In the backdrop of the religious milieu of India as found expression in the individual policies of the Mughal rulers and the rise of the Bhakti School of devotion as represented by Sikhism, Maratha and Gaudiya, Vaishnavism and the growth of Sufi silsilas of Chisti, Qadri and Naskbandi and the revivalist movements, there arose a composite Hindustani culture which was yet to take deep roots on the basis of the concept of peaceful coexistence.
In the contemporary times, when Europe was embroiled in crusades, the suppression of the liberal Islamic kingdom of Spain and the inquisition, India witnessed comparatively an era of inter-faith harmony and inter-religious comradery.

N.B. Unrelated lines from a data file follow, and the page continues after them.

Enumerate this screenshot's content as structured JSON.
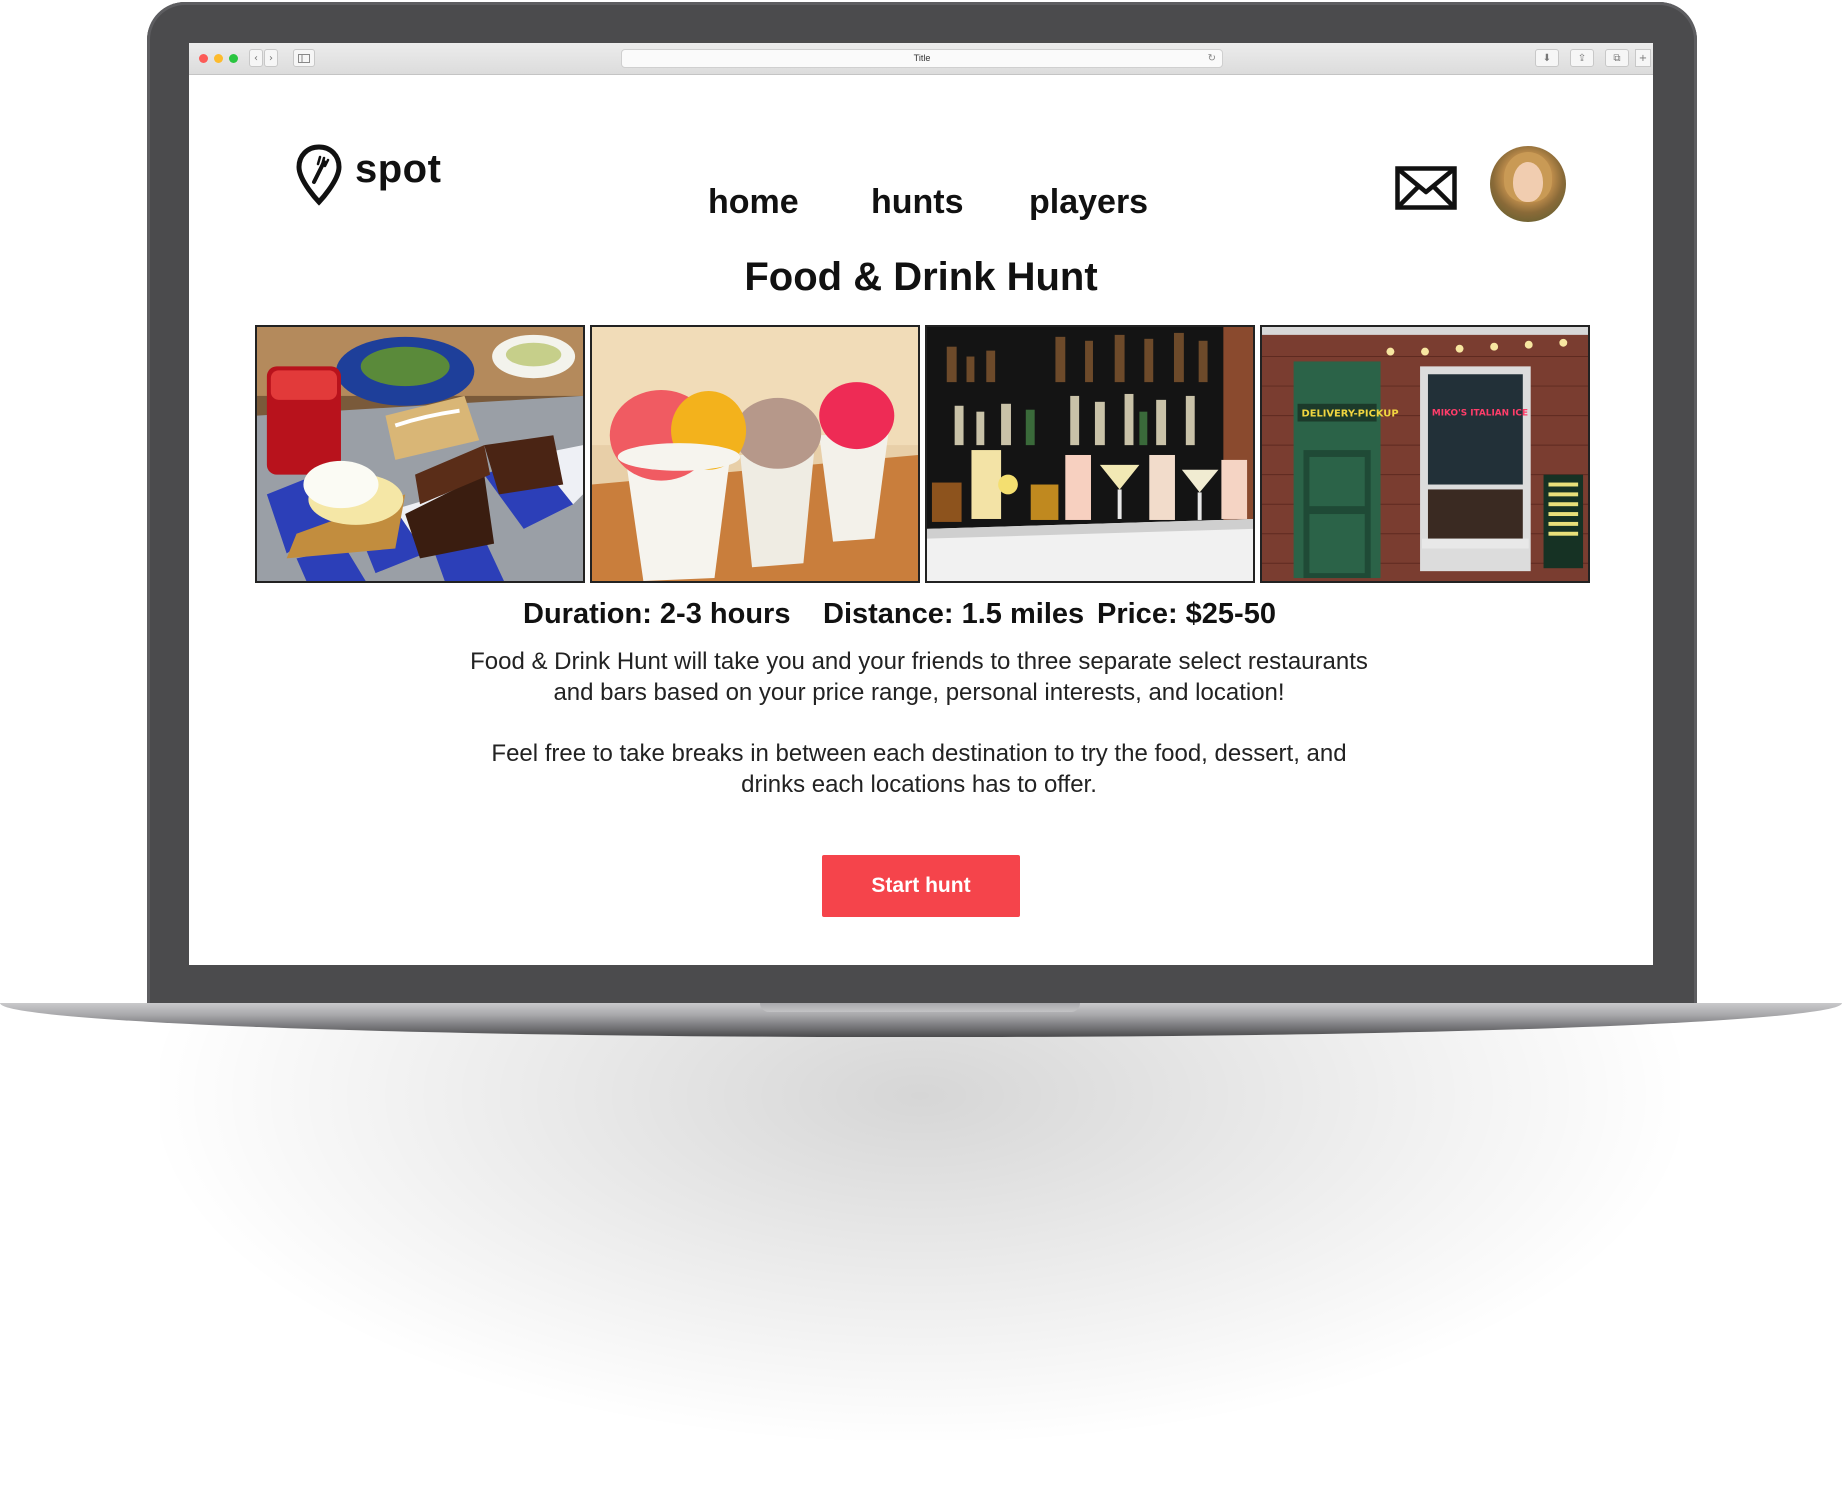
{
  "browser": {
    "tab_title": "Title",
    "back_glyph": "‹",
    "forward_glyph": "›",
    "reload_glyph": "↻",
    "download_glyph": "⬇",
    "share_glyph": "⇪",
    "tabs_glyph": "⧉",
    "newtab_glyph": "+"
  },
  "site": {
    "logo_text": "spot",
    "logo_icon": "map-pin-fork-icon"
  },
  "nav": {
    "items": [
      {
        "label": "home"
      },
      {
        "label": "hunts"
      },
      {
        "label": "players"
      }
    ]
  },
  "header_actions": {
    "mail_icon": "envelope-icon",
    "avatar_icon": "user-avatar"
  },
  "hunt": {
    "title": "Food & Drink Hunt",
    "photos": [
      {
        "name": "desserts-photo"
      },
      {
        "name": "italian-ice-photo"
      },
      {
        "name": "bar-cocktails-photo"
      },
      {
        "name": "storefront-photo"
      }
    ],
    "storefront_sign": "MIKO'S ITALIAN ICE",
    "delivery_sign": "DELIVERY-PICKUP",
    "duration": "Duration: 2-3 hours",
    "distance": "Distance: 1.5 miles",
    "price": "Price: $25-50",
    "description_1": "Food & Drink Hunt will take you and your friends to three separate select restaurants and bars based on your price range, personal interests, and location!",
    "description_2": "Feel free to take breaks in between each destination to try the food, dessert, and drinks each locations has to offer.",
    "cta_label": "Start hunt"
  },
  "colors": {
    "accent": "#f5444b",
    "text": "#111111",
    "laptop_frame": "#4b4b4d"
  }
}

The emergence of the Sufi Rishi culture in medieval Kashmir, testifies this. Ibrahim Khan a Pathan warrior of Uttar Pradesh becoming a lifelong devotee of Krishna and the author of famous Premvatika or the forest of love, Ibarhim Adil Shah of Bijapur commencing his work Kitah-i-Nauras with an invocation to goddess Saraswathi and Muhammad Quli Qutub Shah of Golkonda, Wali Deccani and many poets and writers of the Deccan also bear testimony to the above view.
Dusan peak shows that in medieval Maharashtra a Muslim saint Chand Bodhale took the form of a Hindu god Dattatreya, and was the guru of Janardhan, himself the guru of Ekanath and concludes that in the sacred sphere of the divine game, Hindu can become Muslim or the other way round, which appears to be unbelievable to the ordinary souls and the believers of the present day.